Both in the real conflict on the ground and the ideological conflict for hearts and minds, both sides feel misunderstood and unfairly stigmatized – and if you’re willing or able to take the long view, they both have a point. Along with every other American journalist, I received emails this week from Arab-American groups complaining about the pro-Israeli bias of the mainstream media, and from Jewish activists eager to elucidate President Obama’s “pro-Muslim agenda” and his long-term campaign to undermine Israel. Within the American left, which for generations has been closely allied with the Jewish intellectual tradition, this ideological combat can often be intensely personal and painful. I’ve managed to stay out of the angry debates between friends and acquaintances in my Facebook feed – about whether Rachel Maddow is an Israeli shill, or whether American progressives are hypocrites for weeping over Gaza but ignoring the death toll in Iraq, Syria and Egypt – and I don’t even want to know what kinds of insults people are hurling at each other on Twitter.
What do we talk about when we talk about Israel? Perhaps this is an index of our bottomless narcissism, but the not-so-secret subtext of both pro-Israel and anti-Israel arguments is that they’re really debates about America and its role in the world. Israel is of course closely tied to the U.S. in military, economic, cultural and psychological terms, and in all likelihood would not exist if not for six-plus decades of staunch American support. Although it’s a distinctive society in many ways, Israel is also a familiar kind of place – a Westernized consumer democracy of yoga classes, designer cocktails and gay pride parades – in a way no Islamic Middle Eastern country even approaches. Israel can be read as an American proxy state, a wayward bastard child or (in the paranoid view) as a sinister force behind American politics, pulling the superpower’s strings. However you understand this “special relationship,” the genetic kinship is unmistakable.

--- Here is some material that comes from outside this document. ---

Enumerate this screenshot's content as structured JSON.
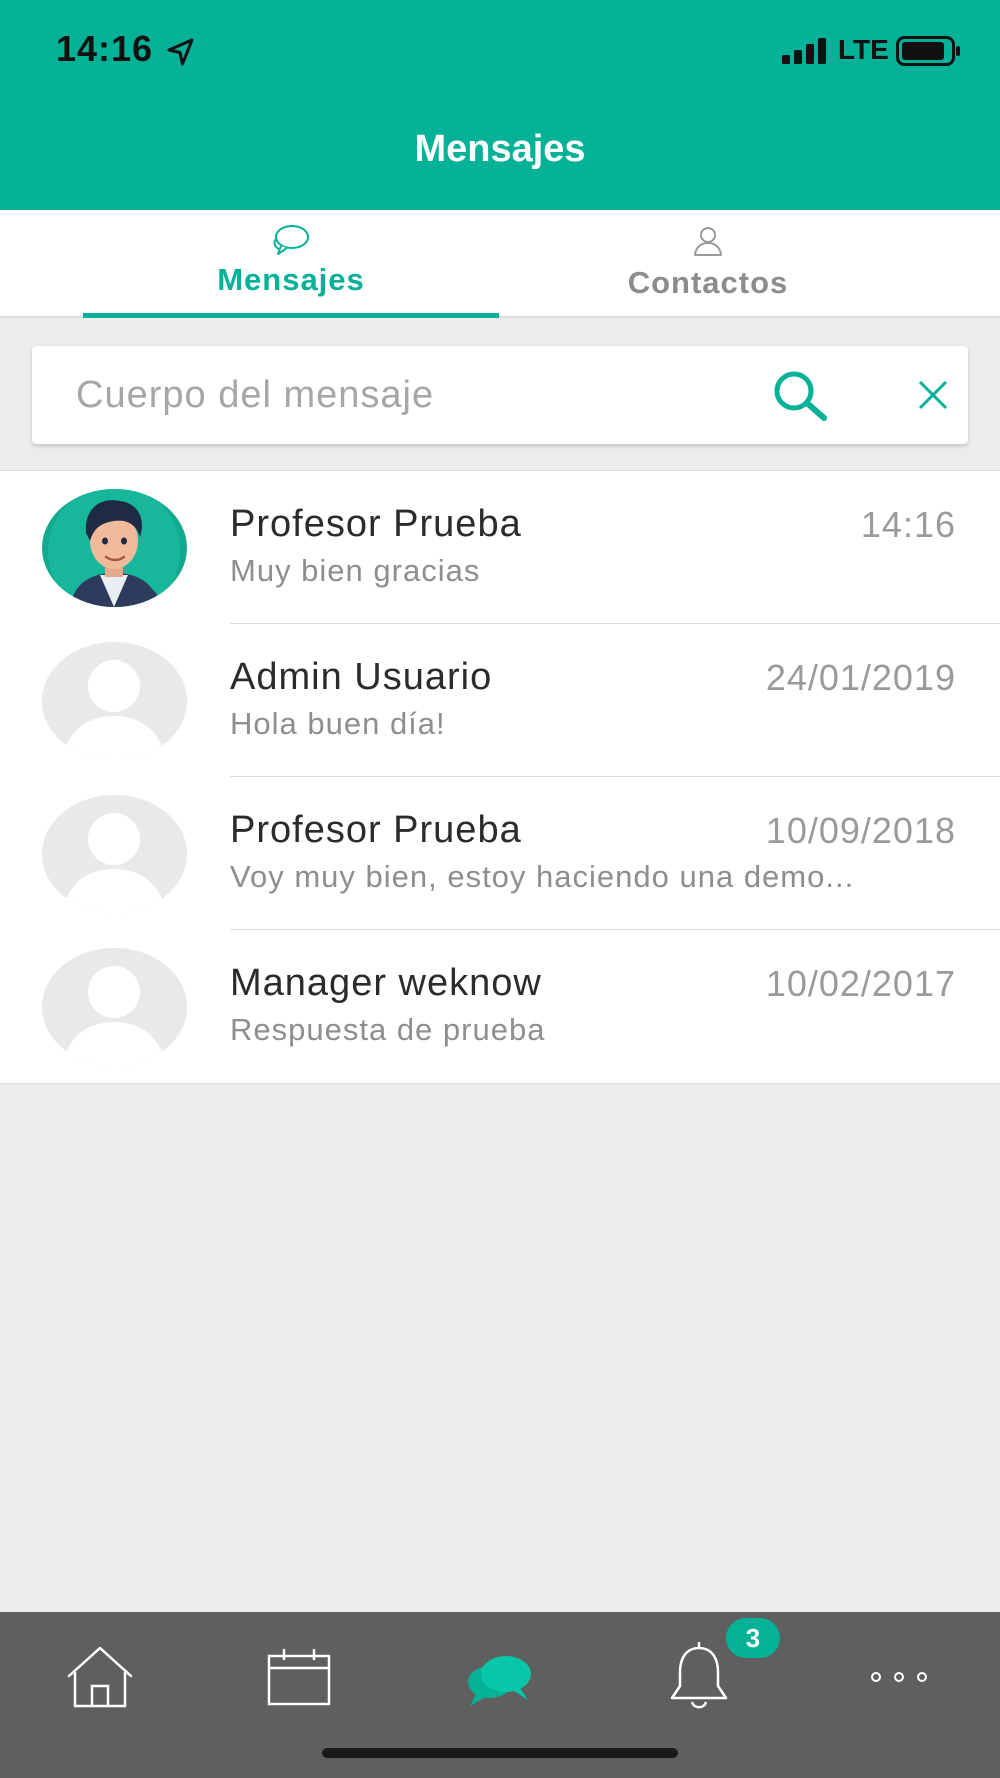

Everything about the politics of the Israel-Palestine debate – which are mostly the politics of guilt, victimhood and mutual, purposeful incomprehension – is distorted and exacerbated by the gravitational effect of America. As I said earlier, both sides have valid points to make about the nature of that distortion. But I don’t mean to retreat to some journalistic posture of false equivalency and despair: Everybody has done bad things, and it’s just dreadful. Can we get back to watching HBO? That only fuels the hapless status quo, as captured so memorably in Mitt Romney’s phrase about kicking the can down the road, in which the U.S. appears subservient to the Israeli right wing while continuing to advocate for a two-state solution that will never happen. I have no solution to that dilemma, but it’s useful to understand that pro-Israeli and pro-Palestinian forces are responding to the same phenomenon – Israel’s inextricable relationship with the United States – and interpreting it in different ways.
Posted by unhappycamper | Sun Jul 20, 2014, 09:12 AM (0 replies)